Geologists are getting a better idea of what it will take to protect thousands of people from a major flood below a South Bay dam.
The Santa Clara Valley Water District is working on a seismic retrofitting project at Anderson Dam near Morgan Hill — a project that has been more than a decade in the making after experts determined that there is better than a one-in-four chance that the dam would fail during a major earthquake.
The dam and Anderson Reservoir sit right on top of two large fault lines. Studies have shown that wide areas of land around the dam could liquify during a temblor.
A portion of Coyote Creek — the waterway that flows directly from the reservoir — overflowed its banks two years ago during heavy rains, inundating some San Jose neighborhoods with floodwaters. If the dam were to fail during a quake, flooding along the creek would be catastrophic, threatening to sweep away people and homes.
Scientists have started to evaluate the dam to finally start construction design work. Design work is expected to be complete by the end of the year, but actual construction won’t begin until 2022.
People who live below the dam have criticized the Santa Clara Valley Water District for not starting construction sooner.
The water district is slated to provide an in-depth update on the seismic retrofit project during a meeting at the Morgan Hill Community and Cultural Center Wednesday night.

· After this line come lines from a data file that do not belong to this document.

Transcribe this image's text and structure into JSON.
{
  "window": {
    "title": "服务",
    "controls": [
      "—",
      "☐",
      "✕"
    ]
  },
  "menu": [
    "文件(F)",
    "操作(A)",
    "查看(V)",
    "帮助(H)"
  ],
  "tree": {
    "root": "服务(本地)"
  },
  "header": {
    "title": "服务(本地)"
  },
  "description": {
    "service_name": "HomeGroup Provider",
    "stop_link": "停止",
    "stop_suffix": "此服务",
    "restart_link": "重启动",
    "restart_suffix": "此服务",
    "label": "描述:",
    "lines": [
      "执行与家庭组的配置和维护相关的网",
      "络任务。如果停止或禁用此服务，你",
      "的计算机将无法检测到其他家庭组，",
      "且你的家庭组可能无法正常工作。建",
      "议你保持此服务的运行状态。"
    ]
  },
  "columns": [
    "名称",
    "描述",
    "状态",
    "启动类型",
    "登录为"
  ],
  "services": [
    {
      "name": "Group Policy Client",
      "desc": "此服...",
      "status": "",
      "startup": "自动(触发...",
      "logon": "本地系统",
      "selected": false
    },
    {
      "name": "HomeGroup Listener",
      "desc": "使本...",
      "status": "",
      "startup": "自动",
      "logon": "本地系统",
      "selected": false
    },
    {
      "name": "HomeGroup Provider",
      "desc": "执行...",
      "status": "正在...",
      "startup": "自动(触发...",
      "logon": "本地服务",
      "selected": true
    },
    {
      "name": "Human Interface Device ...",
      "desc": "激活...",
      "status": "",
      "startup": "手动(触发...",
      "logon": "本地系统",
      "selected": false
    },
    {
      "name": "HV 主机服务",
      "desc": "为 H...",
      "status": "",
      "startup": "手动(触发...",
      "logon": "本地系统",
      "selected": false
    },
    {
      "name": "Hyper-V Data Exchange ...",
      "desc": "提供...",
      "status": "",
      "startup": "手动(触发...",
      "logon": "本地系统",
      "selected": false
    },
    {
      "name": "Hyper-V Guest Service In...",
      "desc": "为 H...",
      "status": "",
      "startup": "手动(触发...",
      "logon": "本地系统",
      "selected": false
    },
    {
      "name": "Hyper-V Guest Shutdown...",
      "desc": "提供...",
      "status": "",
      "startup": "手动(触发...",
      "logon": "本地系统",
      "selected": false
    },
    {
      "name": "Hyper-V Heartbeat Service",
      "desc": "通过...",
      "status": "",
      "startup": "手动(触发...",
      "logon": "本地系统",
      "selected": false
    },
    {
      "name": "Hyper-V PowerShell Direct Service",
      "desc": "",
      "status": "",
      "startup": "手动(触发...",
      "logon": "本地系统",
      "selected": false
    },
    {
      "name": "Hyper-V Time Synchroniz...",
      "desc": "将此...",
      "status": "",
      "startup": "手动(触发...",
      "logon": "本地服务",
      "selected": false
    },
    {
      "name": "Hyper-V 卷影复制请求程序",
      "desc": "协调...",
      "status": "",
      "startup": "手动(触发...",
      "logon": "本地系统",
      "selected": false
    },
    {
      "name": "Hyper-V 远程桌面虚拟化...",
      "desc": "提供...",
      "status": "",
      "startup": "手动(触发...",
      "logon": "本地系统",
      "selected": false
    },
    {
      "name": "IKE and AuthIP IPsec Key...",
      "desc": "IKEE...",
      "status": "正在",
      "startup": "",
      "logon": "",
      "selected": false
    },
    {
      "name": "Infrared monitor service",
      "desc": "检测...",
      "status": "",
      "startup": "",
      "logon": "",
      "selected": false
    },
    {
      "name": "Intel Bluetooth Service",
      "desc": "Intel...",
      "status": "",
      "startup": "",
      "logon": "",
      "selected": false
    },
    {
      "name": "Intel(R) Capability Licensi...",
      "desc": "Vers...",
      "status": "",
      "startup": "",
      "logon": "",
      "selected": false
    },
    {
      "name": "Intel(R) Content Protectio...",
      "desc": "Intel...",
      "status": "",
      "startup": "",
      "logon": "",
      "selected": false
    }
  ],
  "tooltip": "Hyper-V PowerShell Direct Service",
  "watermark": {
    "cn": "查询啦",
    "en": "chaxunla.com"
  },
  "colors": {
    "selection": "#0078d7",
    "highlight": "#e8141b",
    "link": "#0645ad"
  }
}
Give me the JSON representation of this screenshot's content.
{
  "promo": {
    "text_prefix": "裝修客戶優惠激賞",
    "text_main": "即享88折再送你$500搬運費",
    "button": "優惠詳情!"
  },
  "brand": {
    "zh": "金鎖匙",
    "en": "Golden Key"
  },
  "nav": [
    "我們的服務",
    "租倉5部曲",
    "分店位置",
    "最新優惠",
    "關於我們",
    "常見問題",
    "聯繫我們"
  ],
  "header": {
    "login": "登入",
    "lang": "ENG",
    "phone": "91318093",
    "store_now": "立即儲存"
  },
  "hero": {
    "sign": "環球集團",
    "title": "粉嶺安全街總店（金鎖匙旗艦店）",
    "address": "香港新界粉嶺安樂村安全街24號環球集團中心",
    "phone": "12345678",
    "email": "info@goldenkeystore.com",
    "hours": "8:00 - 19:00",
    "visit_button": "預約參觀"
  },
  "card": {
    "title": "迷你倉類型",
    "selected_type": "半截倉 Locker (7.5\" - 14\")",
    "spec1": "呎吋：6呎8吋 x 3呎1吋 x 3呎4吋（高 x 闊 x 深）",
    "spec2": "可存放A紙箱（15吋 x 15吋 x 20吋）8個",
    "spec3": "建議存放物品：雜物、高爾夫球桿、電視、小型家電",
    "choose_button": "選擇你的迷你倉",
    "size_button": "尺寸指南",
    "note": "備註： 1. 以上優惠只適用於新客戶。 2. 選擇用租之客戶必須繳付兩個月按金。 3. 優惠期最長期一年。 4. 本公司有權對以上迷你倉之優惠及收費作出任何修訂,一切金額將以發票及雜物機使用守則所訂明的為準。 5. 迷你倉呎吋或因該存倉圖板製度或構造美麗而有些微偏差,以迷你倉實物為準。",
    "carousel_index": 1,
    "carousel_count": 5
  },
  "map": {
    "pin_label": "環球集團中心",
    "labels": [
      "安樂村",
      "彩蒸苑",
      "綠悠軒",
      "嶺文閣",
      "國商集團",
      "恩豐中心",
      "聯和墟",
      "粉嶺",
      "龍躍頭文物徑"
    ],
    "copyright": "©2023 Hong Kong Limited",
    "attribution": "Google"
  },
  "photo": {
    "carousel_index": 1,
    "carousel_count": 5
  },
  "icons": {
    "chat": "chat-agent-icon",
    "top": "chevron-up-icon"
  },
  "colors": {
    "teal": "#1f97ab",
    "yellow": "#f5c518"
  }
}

The meeting is scheduled for 6 p.m.
This post was originally posted at http://www.nbcbayarea.com/news/local/Anderson-Dam-Retrofit-Project-Update-508369311.html.